EPA agrees RFS exemptions should be tightly limited
In a reversal from the Trump era, the EPA said on Monday that it supports an appellate court ruling that greatly reduces the availability to small refineries of exemptions from the Renewable Fuel Standard. The agency is not acting on requests for RFS waivers while the appellate ruling is under review by the Supreme Court.
The EPA said that after careful consideration, it “supports the court’s interpretation of the Renewable Fuel Standard small-refinery provisions. The change reflects the agency’s considered assessment that the 10th Circuit’s reasoning better reflects the statutory text and structure, as well as Congress’s intent in establishing the RFS program.” Monday was the deadline for EPA to say if it would support or oppose the appellate court.
Refiners appealed the appellate decision and the Supreme Court agreed on Jan. 8 to rule on the matter. The appeals court said exemptions could be given only for small refineries that held a waiver in the preceding year. The “hardship” waivers were created by Congress to help refineries processing up to 75,000 barrels of oil a day to handle the expense of mixing biofuels into gasoline. During the Trump administration, the number of waivers quadrupled. Ethanol makers said they waivers reduced the market for renewable fuels.

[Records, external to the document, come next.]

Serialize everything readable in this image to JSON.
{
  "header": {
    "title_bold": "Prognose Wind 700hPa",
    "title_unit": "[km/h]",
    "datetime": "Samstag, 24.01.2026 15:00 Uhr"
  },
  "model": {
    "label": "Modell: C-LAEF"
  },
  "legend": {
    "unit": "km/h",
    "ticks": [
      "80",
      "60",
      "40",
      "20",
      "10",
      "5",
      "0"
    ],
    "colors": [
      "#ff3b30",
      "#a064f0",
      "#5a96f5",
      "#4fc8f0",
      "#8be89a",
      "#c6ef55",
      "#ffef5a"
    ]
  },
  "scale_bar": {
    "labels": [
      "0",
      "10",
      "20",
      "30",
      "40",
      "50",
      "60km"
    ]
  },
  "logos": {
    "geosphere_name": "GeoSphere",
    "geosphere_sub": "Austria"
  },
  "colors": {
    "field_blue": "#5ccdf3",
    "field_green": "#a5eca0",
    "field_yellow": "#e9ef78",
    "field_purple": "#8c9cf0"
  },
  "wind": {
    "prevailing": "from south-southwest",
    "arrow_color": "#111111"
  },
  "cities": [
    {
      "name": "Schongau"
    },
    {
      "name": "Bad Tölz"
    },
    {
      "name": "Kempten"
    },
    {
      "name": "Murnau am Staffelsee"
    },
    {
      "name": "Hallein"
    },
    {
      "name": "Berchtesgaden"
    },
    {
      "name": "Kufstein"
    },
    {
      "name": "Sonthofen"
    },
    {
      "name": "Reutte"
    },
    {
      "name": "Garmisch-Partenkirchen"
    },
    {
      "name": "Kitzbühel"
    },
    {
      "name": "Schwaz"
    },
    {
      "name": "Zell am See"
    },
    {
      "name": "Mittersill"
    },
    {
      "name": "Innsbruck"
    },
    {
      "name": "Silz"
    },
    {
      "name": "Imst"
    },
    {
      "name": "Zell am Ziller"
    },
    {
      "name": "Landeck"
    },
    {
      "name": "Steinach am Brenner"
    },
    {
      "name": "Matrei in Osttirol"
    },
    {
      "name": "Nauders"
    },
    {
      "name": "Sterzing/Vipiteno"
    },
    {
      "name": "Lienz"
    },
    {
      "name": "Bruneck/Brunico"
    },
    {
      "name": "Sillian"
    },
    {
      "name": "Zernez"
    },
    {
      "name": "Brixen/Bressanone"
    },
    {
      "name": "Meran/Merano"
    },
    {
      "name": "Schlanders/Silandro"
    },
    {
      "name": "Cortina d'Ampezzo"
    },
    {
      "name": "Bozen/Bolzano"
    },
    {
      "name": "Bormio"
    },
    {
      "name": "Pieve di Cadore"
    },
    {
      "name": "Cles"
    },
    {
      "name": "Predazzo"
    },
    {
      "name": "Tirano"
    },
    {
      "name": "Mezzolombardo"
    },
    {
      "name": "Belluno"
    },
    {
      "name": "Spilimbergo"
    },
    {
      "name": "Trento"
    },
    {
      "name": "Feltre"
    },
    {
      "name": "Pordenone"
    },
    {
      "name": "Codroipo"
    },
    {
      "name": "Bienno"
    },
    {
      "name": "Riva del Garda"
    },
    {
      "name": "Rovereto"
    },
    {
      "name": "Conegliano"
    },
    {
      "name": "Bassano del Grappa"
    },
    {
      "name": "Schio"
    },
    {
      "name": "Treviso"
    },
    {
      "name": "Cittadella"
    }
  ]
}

“We are pleased the agency’s new leadership is reversing the previous administration’s flawed position on small refinery exemption,” said the Renewable Fuels Association, the National Corn Growers Association, the American Coalition for Ethanol and the National Farmers Union, the victors in the appellate court. “We wholeheartedly agree with EPA’s conclusion that the small refinery exemption was intended to be a temporary measure and we are pleased to see the agency confirming that only previously existing exemptions may be extended.”